## Try it
Print every entry below exactly, leaving out the pictures.

## Records shown
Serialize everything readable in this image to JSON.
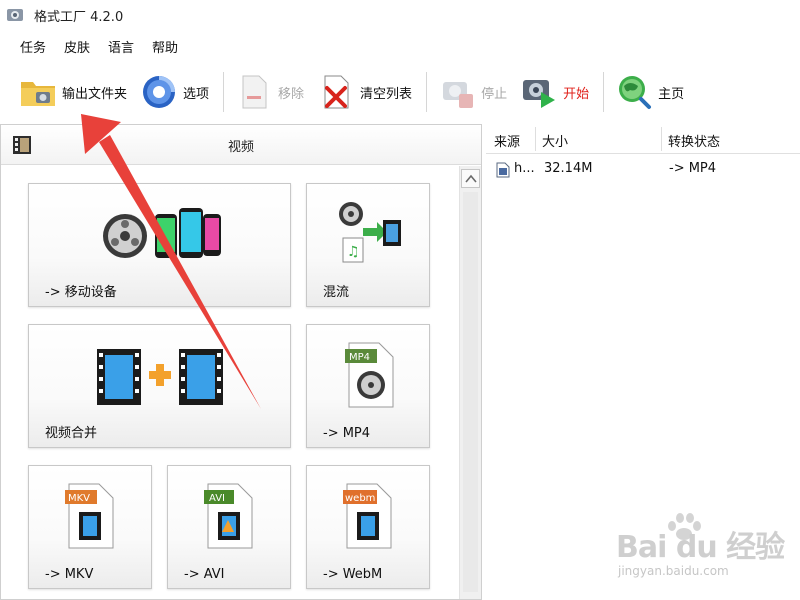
{
  "app": {
    "title": "格式工厂 4.2.0",
    "icon": "format-factory-logo"
  },
  "menu": [
    "任务",
    "皮肤",
    "语言",
    "帮助"
  ],
  "toolbar": {
    "output_folder": "输出文件夹",
    "options": "选项",
    "remove": "移除",
    "clear_list": "清空列表",
    "stop": "停止",
    "start": "开始",
    "home": "主页"
  },
  "left_panel": {
    "header": "视频",
    "tiles": {
      "mobile": "-> 移动设备",
      "mux": "混流",
      "join": "视频合并",
      "mp4": "-> MP4",
      "mkv": "-> MKV",
      "avi": "-> AVI",
      "webm": "-> WebM"
    },
    "badges": {
      "mp4": "MP4",
      "mkv": "MKV",
      "avi": "AVI",
      "webm": "webm"
    }
  },
  "task_list": {
    "columns": [
      "来源",
      "大小",
      "转换状态"
    ],
    "rows": [
      {
        "source": "h...",
        "size": "32.14M",
        "status": "-> MP4"
      }
    ]
  },
  "watermark": {
    "main": "Bai du 经验",
    "sub": "jingyan.baidu.com"
  },
  "colors": {
    "start_text": "#e0201a",
    "disabled_text": "#a8a8a8",
    "arrow": "#e8413a"
  }
}
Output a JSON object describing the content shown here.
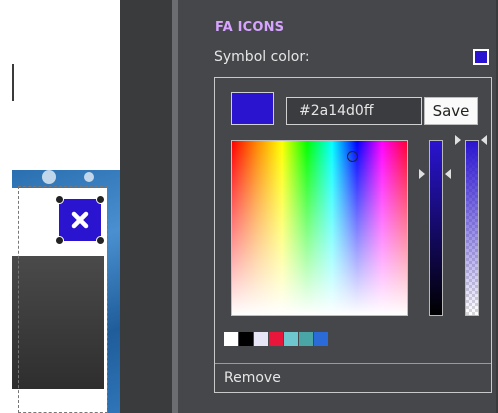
{
  "panel": {
    "title": "FA ICONS",
    "symbol_color_label": "Symbol color:",
    "symbol_color": "#2a14d0"
  },
  "color_picker": {
    "current_color": "#2a14d0",
    "hex_value": "#2a14d0ff",
    "save_label": "Save",
    "remove_label": "Remove",
    "presets": [
      "#ffffff",
      "#000000",
      "#e5e5f5",
      "#e8163a",
      "#6ec7cf",
      "#4aa6a6",
      "#2a6bd8"
    ]
  },
  "canvas": {
    "icon_symbol": "✖",
    "icon_name": "close-icon",
    "icon_background": "#2a14d0"
  }
}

## Solution for this problem
Serialize everything readable in this image to JSON.
{
  "app": {
    "title": "格式工厂 4.2.0",
    "icon": "format-factory-logo"
  },
  "menu": [
    "任务",
    "皮肤",
    "语言",
    "帮助"
  ],
  "toolbar": {
    "output_folder": "输出文件夹",
    "options": "选项",
    "remove": "移除",
    "clear_list": "清空列表",
    "stop": "停止",
    "start": "开始",
    "home": "主页"
  },
  "left_panel": {
    "header": "视频",
    "tiles": {
      "mobile": "-> 移动设备",
      "mux": "混流",
      "join": "视频合并",
      "mp4": "-> MP4",
      "mkv": "-> MKV",
      "avi": "-> AVI",
      "webm": "-> WebM"
    },
    "badges": {
      "mp4": "MP4",
      "mkv": "MKV",
      "avi": "AVI",
      "webm": "webm"
    }
  },
  "task_list": {
    "columns": [
      "来源",
      "大小",
      "转换状态"
    ],
    "rows": [
      {
        "source": "h...",
        "size": "32.14M",
        "status": "-> MP4"
      }
    ]
  },
  "watermark": {
    "main": "Bai du 经验",
    "sub": "jingyan.baidu.com"
  },
  "colors": {
    "start_text": "#e0201a",
    "disabled_text": "#a8a8a8",
    "arrow": "#e8413a"
  }
}
Output a JSON object describing the content shown here.
{
  "panel": {
    "title": "FA ICONS",
    "symbol_color_label": "Symbol color:",
    "symbol_color": "#2a14d0"
  },
  "color_picker": {
    "current_color": "#2a14d0",
    "hex_value": "#2a14d0ff",
    "save_label": "Save",
    "remove_label": "Remove",
    "presets": [
      "#ffffff",
      "#000000",
      "#e5e5f5",
      "#e8163a",
      "#6ec7cf",
      "#4aa6a6",
      "#2a6bd8"
    ]
  },
  "canvas": {
    "icon_symbol": "✖",
    "icon_name": "close-icon",
    "icon_background": "#2a14d0"
  }
}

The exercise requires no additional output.